**TASK ITEM**
Could you print each entry below verbatim while omitting the pictures?

**GIVEN DATA**
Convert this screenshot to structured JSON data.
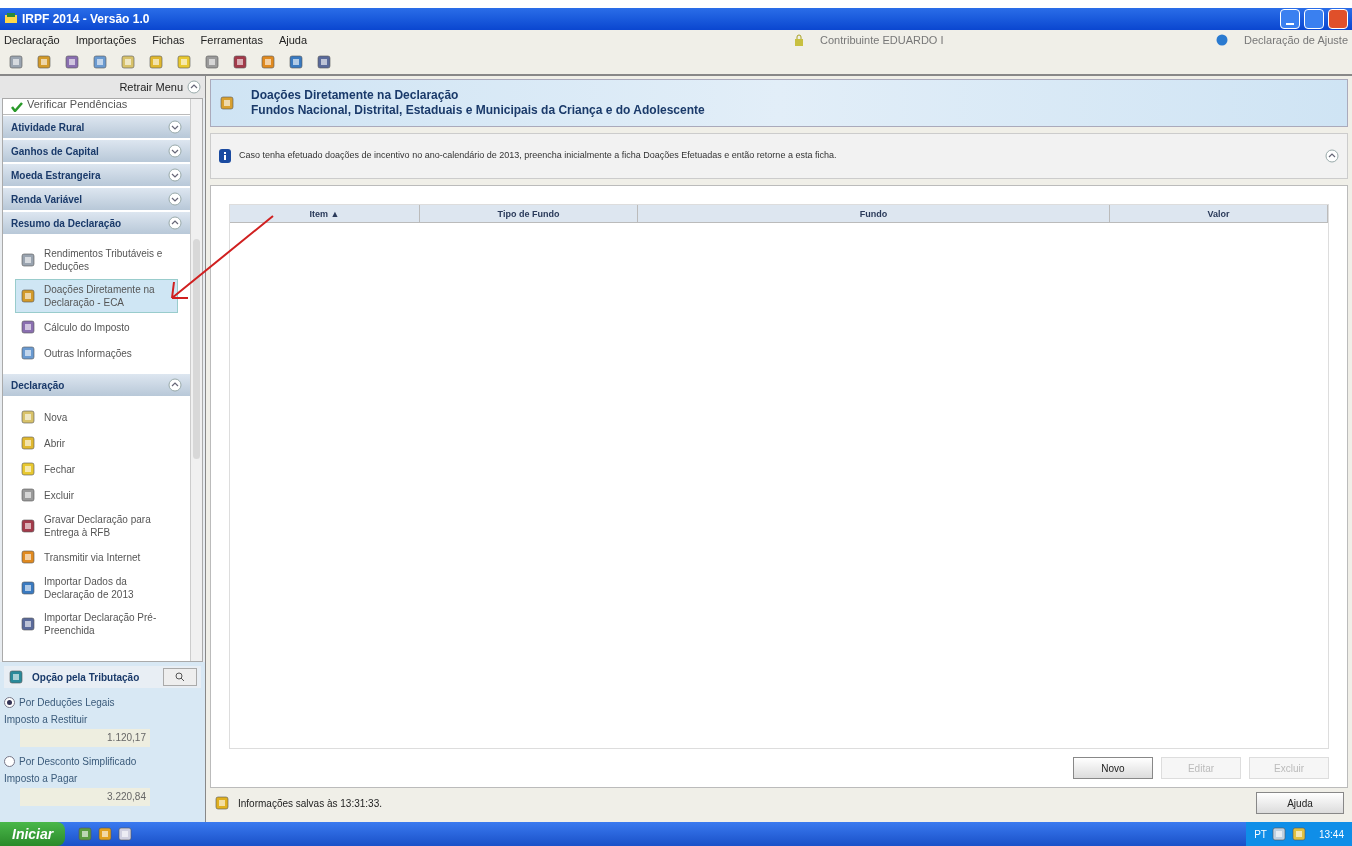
{
  "window": {
    "title": "IRPF 2014 - Versão 1.0"
  },
  "menu": [
    "Declaração",
    "Importações",
    "Fichas",
    "Ferramentas",
    "Ajuda"
  ],
  "contribuinte": "Contribuinte EDUARDO I",
  "declaration_type": "Declaração de Ajuste",
  "sidebar": {
    "collapse_label": "Retrair Menu",
    "top_item": "Verificar Pendências",
    "sections": [
      {
        "title": "Atividade Rural",
        "expanded": false
      },
      {
        "title": "Ganhos de Capital",
        "expanded": false
      },
      {
        "title": "Moeda Estrangeira",
        "expanded": false
      },
      {
        "title": "Renda Variável",
        "expanded": false
      },
      {
        "title": "Resumo da Declaração",
        "expanded": true,
        "items": [
          {
            "label": "Rendimentos Tributáveis e Deduções",
            "selected": false
          },
          {
            "label": "Doações Diretamente na Declaração - ECA",
            "selected": true
          },
          {
            "label": "Cálculo do Imposto",
            "selected": false
          },
          {
            "label": "Outras Informações",
            "selected": false
          }
        ]
      },
      {
        "title": "Declaração",
        "expanded": true,
        "items": [
          {
            "label": "Nova",
            "selected": false
          },
          {
            "label": "Abrir",
            "selected": false
          },
          {
            "label": "Fechar",
            "selected": false
          },
          {
            "label": "Excluir",
            "selected": false
          },
          {
            "label": "Gravar Declaração para Entrega à RFB",
            "selected": false
          },
          {
            "label": "Transmitir via Internet",
            "selected": false
          },
          {
            "label": "Importar Dados da Declaração de 2013",
            "selected": false
          },
          {
            "label": "Importar Declaração Pré-Preenchida",
            "selected": false
          }
        ]
      }
    ]
  },
  "tax_option": {
    "title": "Opção pela Tributação",
    "options": [
      {
        "label": "Por Deduções Legais",
        "selected": true,
        "field_label": "Imposto a Restituir",
        "value": "1.120,17"
      },
      {
        "label": "Por Desconto Simplificado",
        "selected": false,
        "field_label": "Imposto a Pagar",
        "value": "3.220,84"
      }
    ]
  },
  "header": {
    "title": "Doações Diretamente na Declaração",
    "subtitle": "Fundos Nacional, Distrital, Estaduais e Municipais da Criança e do Adolescente"
  },
  "info": "Caso tenha efetuado doações de incentivo no ano-calendário de 2013, preencha inicialmente a ficha Doações Efetuadas e então retorne a esta ficha.",
  "table": {
    "columns": [
      "Item ▲",
      "Tipo de Fundo",
      "Fundo",
      "Valor"
    ]
  },
  "buttons": [
    {
      "label": "Novo",
      "disabled": false
    },
    {
      "label": "Editar",
      "disabled": true
    },
    {
      "label": "Excluir",
      "disabled": true
    }
  ],
  "status": "Informações salvas às 13:31:33.",
  "help_button": "Ajuda",
  "taskbar": {
    "start": "Iniciar",
    "language": "PT",
    "clock": "13:44"
  }
}
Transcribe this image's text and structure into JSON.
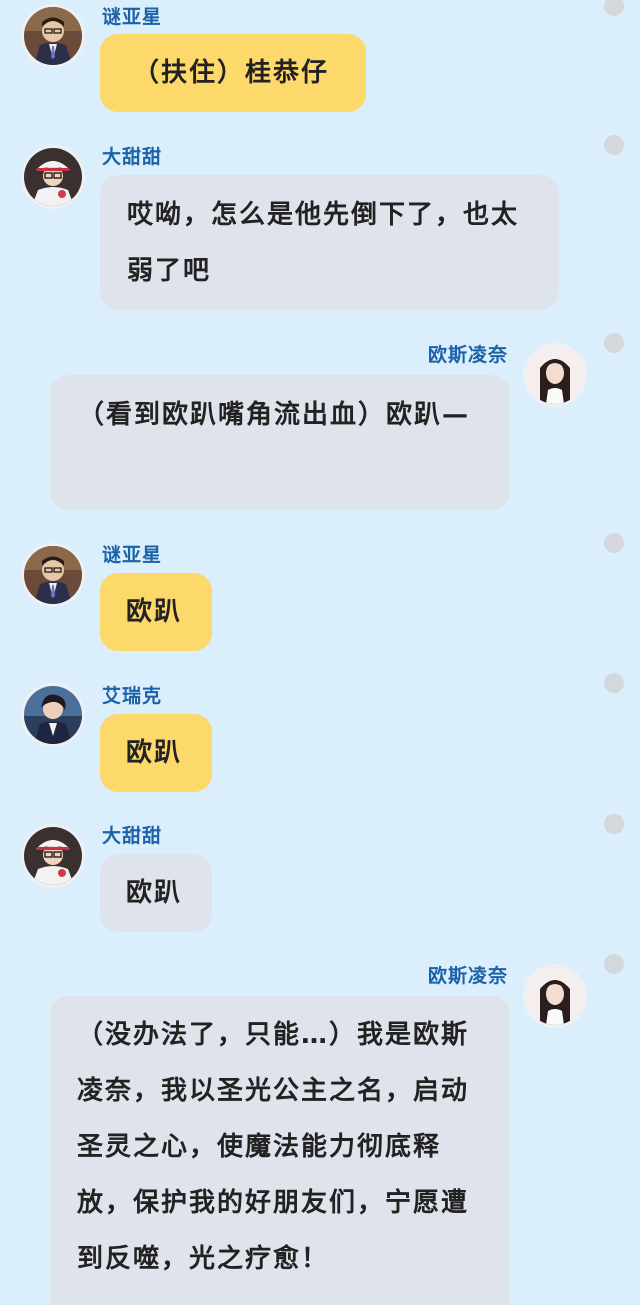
{
  "messages": [
    {
      "sender": "谜亚星",
      "text": "（扶住）桂恭仔",
      "style": "yellow",
      "side": "left",
      "avatar": "boy-glasses-icon"
    },
    {
      "sender": "大甜甜",
      "text": "哎呦，怎么是他先倒下了，也太弱了吧",
      "style": "gray",
      "side": "left",
      "avatar": "girl-hat-icon"
    },
    {
      "sender": "欧斯凌奈",
      "text": "（看到欧趴嘴角流出血）欧趴—",
      "style": "gray",
      "side": "right",
      "avatar": "girl-long-hair-icon"
    },
    {
      "sender": "谜亚星",
      "text": "欧趴",
      "style": "yellow",
      "side": "left",
      "avatar": "boy-glasses-icon"
    },
    {
      "sender": "艾瑞克",
      "text": "欧趴",
      "style": "yellow",
      "side": "left",
      "avatar": "boy-dark-hair-icon"
    },
    {
      "sender": "大甜甜",
      "text": "欧趴",
      "style": "gray",
      "side": "left",
      "avatar": "girl-hat-icon"
    },
    {
      "sender": "欧斯凌奈",
      "text": "（没办法了，只能…）我是欧斯凌奈，我以圣光公主之名，启动圣灵之心，使魔法能力彻底释放，保护我的好朋友们，宁愿遭到反噬，光之疗愈！",
      "style": "gray",
      "side": "right",
      "avatar": "girl-long-hair-icon"
    }
  ],
  "colors": {
    "background": "#dbeefb",
    "yellow_bubble": "#fdd86a",
    "gray_bubble": "#dfe4ec",
    "name": "#1b62a8"
  }
}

**ANSWER BOX**
Convert this screenshot to structured JSON data.
{
  "window": {
    "title": "IRPF 2014 - Versão 1.0"
  },
  "menu": [
    "Declaração",
    "Importações",
    "Fichas",
    "Ferramentas",
    "Ajuda"
  ],
  "contribuinte": "Contribuinte EDUARDO I",
  "declaration_type": "Declaração de Ajuste",
  "sidebar": {
    "collapse_label": "Retrair Menu",
    "top_item": "Verificar Pendências",
    "sections": [
      {
        "title": "Atividade Rural",
        "expanded": false
      },
      {
        "title": "Ganhos de Capital",
        "expanded": false
      },
      {
        "title": "Moeda Estrangeira",
        "expanded": false
      },
      {
        "title": "Renda Variável",
        "expanded": false
      },
      {
        "title": "Resumo da Declaração",
        "expanded": true,
        "items": [
          {
            "label": "Rendimentos Tributáveis e Deduções",
            "selected": false
          },
          {
            "label": "Doações Diretamente na Declaração - ECA",
            "selected": true
          },
          {
            "label": "Cálculo do Imposto",
            "selected": false
          },
          {
            "label": "Outras Informações",
            "selected": false
          }
        ]
      },
      {
        "title": "Declaração",
        "expanded": true,
        "items": [
          {
            "label": "Nova",
            "selected": false
          },
          {
            "label": "Abrir",
            "selected": false
          },
          {
            "label": "Fechar",
            "selected": false
          },
          {
            "label": "Excluir",
            "selected": false
          },
          {
            "label": "Gravar Declaração para Entrega à RFB",
            "selected": false
          },
          {
            "label": "Transmitir via Internet",
            "selected": false
          },
          {
            "label": "Importar Dados da Declaração de 2013",
            "selected": false
          },
          {
            "label": "Importar Declaração Pré-Preenchida",
            "selected": false
          }
        ]
      }
    ]
  },
  "tax_option": {
    "title": "Opção pela Tributação",
    "options": [
      {
        "label": "Por Deduções Legais",
        "selected": true,
        "field_label": "Imposto a Restituir",
        "value": "1.120,17"
      },
      {
        "label": "Por Desconto Simplificado",
        "selected": false,
        "field_label": "Imposto a Pagar",
        "value": "3.220,84"
      }
    ]
  },
  "header": {
    "title": "Doações Diretamente na Declaração",
    "subtitle": "Fundos Nacional, Distrital, Estaduais e Municipais da Criança e do Adolescente"
  },
  "info": "Caso tenha efetuado doações de incentivo no ano-calendário de 2013, preencha inicialmente a ficha Doações Efetuadas e então retorne a esta ficha.",
  "table": {
    "columns": [
      "Item ▲",
      "Tipo de Fundo",
      "Fundo",
      "Valor"
    ]
  },
  "buttons": [
    {
      "label": "Novo",
      "disabled": false
    },
    {
      "label": "Editar",
      "disabled": true
    },
    {
      "label": "Excluir",
      "disabled": true
    }
  ],
  "status": "Informações salvas às 13:31:33.",
  "help_button": "Ajuda",
  "taskbar": {
    "start": "Iniciar",
    "language": "PT",
    "clock": "13:44"
  }
}
Transcribe this image's text and structure into JSON.
{
  "messages": [
    {
      "sender": "谜亚星",
      "text": "（扶住）桂恭仔",
      "style": "yellow",
      "side": "left",
      "avatar": "boy-glasses-icon"
    },
    {
      "sender": "大甜甜",
      "text": "哎呦，怎么是他先倒下了，也太弱了吧",
      "style": "gray",
      "side": "left",
      "avatar": "girl-hat-icon"
    },
    {
      "sender": "欧斯凌奈",
      "text": "（看到欧趴嘴角流出血）欧趴—",
      "style": "gray",
      "side": "right",
      "avatar": "girl-long-hair-icon"
    },
    {
      "sender": "谜亚星",
      "text": "欧趴",
      "style": "yellow",
      "side": "left",
      "avatar": "boy-glasses-icon"
    },
    {
      "sender": "艾瑞克",
      "text": "欧趴",
      "style": "yellow",
      "side": "left",
      "avatar": "boy-dark-hair-icon"
    },
    {
      "sender": "大甜甜",
      "text": "欧趴",
      "style": "gray",
      "side": "left",
      "avatar": "girl-hat-icon"
    },
    {
      "sender": "欧斯凌奈",
      "text": "（没办法了，只能…）我是欧斯凌奈，我以圣光公主之名，启动圣灵之心，使魔法能力彻底释放，保护我的好朋友们，宁愿遭到反噬，光之疗愈！",
      "style": "gray",
      "side": "right",
      "avatar": "girl-long-hair-icon"
    }
  ],
  "colors": {
    "background": "#dbeefb",
    "yellow_bubble": "#fdd86a",
    "gray_bubble": "#dfe4ec",
    "name": "#1b62a8"
  }
}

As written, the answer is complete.